* WHAT TO PRODUCE:
Count the lines below that carry the word "POPULAR". Answer with that number alone.

* DATA:

..........

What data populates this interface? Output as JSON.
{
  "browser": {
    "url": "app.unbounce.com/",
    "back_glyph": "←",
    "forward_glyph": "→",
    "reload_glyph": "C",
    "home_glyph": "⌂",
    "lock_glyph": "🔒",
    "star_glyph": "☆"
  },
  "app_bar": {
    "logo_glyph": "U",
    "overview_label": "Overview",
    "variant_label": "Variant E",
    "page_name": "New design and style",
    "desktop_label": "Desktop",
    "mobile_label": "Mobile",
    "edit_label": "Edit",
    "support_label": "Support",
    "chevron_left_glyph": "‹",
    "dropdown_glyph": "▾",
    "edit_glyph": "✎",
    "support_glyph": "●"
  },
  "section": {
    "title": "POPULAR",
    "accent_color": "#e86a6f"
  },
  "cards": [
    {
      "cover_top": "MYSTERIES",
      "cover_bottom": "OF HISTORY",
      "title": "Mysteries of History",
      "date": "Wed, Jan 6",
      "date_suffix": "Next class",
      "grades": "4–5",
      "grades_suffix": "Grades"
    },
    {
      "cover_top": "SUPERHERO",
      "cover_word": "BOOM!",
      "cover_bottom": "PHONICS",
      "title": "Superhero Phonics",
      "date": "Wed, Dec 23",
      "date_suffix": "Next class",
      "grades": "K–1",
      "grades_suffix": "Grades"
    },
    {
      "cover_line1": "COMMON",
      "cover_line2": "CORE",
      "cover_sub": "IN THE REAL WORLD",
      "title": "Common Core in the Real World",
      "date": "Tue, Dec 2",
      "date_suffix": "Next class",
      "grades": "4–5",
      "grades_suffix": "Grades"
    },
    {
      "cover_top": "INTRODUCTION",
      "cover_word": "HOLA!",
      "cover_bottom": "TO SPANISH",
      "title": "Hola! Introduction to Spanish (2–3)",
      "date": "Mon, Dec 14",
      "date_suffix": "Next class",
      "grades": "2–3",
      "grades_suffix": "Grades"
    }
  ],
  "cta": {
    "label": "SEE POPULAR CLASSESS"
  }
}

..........

* OUTPUT BELOW:
2